**Task objective**
Search through the entries for the word "content" and copy every line that has it.
● ● ● ●
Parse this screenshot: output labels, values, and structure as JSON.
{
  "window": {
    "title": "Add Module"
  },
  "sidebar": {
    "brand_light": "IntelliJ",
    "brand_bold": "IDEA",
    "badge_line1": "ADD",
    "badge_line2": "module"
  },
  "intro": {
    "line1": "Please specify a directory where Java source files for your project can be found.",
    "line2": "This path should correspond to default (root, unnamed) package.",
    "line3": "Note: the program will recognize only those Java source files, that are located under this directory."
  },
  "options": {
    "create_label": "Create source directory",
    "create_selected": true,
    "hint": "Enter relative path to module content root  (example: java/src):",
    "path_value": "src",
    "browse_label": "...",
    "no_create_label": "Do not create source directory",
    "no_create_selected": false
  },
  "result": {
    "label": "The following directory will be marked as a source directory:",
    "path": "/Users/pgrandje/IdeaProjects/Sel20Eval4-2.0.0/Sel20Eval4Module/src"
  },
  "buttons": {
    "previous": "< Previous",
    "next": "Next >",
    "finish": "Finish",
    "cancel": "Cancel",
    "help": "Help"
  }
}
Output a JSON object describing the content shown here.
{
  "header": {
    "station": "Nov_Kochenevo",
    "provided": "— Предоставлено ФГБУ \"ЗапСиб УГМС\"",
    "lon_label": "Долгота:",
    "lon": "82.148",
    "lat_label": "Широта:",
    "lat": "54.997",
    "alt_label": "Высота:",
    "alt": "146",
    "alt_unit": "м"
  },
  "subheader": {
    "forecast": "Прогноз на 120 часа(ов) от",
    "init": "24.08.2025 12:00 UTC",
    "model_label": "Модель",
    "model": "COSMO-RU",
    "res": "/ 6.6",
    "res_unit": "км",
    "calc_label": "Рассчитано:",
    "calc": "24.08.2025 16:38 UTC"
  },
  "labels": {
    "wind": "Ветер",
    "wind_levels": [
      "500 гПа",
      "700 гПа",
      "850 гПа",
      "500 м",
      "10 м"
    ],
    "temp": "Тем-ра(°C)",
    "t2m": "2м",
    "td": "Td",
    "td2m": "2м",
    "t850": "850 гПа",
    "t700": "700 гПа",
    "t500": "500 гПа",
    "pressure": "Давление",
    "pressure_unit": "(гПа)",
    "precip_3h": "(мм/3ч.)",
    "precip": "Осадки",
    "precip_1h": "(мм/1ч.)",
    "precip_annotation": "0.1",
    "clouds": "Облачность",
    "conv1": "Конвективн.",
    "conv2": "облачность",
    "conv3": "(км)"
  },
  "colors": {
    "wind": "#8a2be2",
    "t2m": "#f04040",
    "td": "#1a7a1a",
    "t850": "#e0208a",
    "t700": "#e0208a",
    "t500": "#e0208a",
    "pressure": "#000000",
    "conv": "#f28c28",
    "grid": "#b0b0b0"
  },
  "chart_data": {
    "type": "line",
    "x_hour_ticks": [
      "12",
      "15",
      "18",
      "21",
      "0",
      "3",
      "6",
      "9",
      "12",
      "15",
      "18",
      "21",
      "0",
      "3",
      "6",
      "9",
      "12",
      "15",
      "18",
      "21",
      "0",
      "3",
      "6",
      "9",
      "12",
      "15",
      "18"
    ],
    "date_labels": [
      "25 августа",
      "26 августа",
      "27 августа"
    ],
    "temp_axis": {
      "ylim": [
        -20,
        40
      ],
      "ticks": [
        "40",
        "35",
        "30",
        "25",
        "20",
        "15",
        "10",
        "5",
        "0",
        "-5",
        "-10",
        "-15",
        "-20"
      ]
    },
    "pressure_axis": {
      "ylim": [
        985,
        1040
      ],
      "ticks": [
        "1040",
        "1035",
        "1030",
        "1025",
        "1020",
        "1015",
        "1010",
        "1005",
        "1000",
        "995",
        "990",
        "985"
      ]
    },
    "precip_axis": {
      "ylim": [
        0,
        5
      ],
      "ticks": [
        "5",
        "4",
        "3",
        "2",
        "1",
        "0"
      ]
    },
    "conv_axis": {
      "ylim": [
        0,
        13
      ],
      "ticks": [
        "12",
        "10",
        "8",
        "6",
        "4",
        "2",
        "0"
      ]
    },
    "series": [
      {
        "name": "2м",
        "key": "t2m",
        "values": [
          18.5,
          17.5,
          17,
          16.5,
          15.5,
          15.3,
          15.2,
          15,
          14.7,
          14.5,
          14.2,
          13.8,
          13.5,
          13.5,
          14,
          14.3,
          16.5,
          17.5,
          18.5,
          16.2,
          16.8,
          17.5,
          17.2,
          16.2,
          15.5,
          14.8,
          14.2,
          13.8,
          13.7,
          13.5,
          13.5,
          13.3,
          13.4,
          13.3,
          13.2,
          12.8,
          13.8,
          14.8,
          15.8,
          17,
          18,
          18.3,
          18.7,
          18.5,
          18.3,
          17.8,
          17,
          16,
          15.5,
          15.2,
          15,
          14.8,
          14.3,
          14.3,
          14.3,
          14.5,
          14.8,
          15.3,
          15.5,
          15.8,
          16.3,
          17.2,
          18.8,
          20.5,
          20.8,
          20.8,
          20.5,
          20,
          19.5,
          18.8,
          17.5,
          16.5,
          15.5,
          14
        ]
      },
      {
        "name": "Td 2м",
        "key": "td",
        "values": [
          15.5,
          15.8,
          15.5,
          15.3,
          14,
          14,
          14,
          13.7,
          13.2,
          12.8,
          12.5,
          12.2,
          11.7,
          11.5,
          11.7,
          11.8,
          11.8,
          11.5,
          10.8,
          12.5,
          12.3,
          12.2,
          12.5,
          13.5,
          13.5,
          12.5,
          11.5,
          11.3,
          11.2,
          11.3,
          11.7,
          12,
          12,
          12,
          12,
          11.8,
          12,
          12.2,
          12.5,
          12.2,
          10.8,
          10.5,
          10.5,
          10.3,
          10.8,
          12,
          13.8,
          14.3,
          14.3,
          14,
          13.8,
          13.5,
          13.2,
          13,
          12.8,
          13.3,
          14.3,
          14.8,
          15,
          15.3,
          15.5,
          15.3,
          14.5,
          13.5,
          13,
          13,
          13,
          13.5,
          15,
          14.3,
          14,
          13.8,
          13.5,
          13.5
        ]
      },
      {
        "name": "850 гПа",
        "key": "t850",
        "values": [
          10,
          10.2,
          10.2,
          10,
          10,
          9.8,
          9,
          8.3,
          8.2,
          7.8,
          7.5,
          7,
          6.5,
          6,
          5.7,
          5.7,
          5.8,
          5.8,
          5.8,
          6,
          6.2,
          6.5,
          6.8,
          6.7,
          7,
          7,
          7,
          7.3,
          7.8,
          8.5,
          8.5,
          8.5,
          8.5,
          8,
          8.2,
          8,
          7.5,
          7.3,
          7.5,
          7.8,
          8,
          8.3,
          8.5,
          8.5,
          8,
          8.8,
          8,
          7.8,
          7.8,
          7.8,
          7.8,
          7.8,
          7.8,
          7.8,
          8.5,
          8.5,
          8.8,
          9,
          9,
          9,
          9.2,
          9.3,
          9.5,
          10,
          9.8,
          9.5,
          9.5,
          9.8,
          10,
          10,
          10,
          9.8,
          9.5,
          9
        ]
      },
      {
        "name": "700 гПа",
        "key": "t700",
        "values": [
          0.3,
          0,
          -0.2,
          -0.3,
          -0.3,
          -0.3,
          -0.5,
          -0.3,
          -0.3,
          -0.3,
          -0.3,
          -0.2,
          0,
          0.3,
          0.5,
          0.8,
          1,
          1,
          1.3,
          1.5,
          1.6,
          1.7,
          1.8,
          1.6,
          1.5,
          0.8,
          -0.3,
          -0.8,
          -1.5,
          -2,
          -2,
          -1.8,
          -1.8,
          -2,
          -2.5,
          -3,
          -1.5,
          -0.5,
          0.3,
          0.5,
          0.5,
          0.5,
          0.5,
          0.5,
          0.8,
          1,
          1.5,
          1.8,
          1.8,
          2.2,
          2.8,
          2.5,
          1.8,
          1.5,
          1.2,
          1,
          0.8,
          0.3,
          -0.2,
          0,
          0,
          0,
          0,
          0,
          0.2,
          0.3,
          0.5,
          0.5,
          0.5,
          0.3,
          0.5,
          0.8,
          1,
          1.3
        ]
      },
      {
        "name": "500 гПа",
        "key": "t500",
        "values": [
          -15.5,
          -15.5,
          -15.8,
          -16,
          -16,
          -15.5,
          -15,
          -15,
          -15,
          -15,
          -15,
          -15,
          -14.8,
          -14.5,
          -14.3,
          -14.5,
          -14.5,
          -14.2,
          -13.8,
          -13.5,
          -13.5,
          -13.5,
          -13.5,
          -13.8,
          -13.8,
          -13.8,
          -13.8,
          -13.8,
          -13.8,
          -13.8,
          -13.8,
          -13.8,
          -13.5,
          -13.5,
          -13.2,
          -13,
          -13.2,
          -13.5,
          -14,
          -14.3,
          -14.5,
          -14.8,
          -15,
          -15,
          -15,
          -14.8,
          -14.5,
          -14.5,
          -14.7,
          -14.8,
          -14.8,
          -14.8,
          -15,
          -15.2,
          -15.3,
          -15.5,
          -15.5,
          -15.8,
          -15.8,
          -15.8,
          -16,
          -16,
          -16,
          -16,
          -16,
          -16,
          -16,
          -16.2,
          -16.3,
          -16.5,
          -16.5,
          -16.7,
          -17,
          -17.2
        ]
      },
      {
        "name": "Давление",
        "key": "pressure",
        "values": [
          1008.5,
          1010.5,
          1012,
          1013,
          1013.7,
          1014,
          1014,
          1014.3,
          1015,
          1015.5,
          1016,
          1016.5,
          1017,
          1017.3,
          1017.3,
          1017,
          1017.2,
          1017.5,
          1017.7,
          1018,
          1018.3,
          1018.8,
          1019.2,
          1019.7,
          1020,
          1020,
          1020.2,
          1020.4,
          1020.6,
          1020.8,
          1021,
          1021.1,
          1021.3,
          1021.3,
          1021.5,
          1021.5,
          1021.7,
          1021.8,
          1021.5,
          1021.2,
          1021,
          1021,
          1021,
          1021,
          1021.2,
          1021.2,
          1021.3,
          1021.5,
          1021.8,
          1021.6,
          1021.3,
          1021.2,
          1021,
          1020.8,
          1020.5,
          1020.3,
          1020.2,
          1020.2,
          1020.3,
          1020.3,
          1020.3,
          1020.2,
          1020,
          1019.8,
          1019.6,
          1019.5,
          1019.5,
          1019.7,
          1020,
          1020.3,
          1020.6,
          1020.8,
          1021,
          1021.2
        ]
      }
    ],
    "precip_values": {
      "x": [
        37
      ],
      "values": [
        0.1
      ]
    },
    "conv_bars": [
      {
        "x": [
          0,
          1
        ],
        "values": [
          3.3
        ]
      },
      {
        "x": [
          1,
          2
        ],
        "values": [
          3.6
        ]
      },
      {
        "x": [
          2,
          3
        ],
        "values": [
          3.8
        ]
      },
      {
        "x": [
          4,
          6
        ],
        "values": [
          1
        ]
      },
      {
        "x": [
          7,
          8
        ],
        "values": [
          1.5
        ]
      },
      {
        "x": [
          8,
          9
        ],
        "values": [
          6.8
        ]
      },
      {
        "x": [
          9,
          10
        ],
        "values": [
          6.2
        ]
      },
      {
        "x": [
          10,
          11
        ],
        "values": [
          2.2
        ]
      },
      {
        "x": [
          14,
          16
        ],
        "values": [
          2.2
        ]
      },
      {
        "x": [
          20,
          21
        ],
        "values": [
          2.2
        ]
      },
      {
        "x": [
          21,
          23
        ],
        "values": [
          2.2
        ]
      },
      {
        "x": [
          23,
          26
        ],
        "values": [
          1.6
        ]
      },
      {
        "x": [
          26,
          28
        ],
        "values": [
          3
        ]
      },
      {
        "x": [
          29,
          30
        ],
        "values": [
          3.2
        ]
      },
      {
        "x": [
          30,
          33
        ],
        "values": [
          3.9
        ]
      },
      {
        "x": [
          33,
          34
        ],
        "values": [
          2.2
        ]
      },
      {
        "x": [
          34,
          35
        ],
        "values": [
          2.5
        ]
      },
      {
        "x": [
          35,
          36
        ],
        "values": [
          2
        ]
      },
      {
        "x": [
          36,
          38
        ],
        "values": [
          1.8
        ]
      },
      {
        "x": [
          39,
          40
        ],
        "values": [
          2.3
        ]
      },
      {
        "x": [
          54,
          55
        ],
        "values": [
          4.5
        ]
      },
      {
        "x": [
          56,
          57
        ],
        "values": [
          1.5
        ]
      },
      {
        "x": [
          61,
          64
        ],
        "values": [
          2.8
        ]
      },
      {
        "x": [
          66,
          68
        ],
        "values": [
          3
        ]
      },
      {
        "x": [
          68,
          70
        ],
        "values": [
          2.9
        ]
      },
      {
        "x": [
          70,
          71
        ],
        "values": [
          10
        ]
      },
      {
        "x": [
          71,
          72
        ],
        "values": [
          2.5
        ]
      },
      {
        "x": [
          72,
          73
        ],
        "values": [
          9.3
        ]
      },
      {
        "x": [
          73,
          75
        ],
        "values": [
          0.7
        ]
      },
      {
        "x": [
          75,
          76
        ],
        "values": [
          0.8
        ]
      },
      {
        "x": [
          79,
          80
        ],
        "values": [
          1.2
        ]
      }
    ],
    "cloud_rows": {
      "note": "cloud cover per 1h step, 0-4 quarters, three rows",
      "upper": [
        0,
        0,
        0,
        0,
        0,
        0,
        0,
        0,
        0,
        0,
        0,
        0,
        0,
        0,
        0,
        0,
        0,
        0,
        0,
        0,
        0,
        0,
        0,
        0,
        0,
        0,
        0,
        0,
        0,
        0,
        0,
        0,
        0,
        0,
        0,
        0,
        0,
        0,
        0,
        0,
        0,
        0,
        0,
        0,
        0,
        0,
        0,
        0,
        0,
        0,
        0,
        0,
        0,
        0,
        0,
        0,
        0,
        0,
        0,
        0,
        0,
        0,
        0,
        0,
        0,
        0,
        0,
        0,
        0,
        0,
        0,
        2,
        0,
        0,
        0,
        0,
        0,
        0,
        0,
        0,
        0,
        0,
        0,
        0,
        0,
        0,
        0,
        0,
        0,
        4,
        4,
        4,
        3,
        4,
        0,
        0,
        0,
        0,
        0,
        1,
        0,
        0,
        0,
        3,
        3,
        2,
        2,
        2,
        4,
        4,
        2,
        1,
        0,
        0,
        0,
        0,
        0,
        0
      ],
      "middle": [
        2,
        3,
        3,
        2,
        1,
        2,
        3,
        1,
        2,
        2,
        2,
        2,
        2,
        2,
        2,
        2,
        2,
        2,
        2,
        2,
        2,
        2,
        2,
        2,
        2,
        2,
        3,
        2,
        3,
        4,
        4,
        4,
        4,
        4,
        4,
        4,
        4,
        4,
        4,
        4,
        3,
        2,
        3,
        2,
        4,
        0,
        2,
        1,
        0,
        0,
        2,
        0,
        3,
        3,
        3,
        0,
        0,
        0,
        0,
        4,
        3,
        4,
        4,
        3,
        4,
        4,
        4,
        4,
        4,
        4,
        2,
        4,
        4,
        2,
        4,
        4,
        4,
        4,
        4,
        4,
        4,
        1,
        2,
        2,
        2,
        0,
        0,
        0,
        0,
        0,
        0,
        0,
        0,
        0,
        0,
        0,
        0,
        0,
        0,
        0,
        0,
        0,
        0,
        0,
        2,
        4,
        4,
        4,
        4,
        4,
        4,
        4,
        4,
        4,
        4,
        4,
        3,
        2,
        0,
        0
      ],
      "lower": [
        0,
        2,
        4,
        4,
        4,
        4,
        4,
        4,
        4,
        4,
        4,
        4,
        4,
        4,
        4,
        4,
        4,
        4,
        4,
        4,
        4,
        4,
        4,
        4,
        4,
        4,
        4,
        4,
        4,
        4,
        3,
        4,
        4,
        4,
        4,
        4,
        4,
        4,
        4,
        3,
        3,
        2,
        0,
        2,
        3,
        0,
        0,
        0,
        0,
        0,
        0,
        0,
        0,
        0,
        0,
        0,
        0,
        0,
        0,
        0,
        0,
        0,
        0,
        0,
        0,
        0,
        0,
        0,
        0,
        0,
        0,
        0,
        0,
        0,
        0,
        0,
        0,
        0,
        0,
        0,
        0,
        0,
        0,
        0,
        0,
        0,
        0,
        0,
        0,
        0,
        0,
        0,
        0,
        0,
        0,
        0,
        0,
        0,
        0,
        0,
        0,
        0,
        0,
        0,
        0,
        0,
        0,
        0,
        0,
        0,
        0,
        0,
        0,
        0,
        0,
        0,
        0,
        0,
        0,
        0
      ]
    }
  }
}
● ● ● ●
**Output**
    "hint": "Enter relative path to module content root  (example: java/src):",
Output a JSON object describing the content shown here.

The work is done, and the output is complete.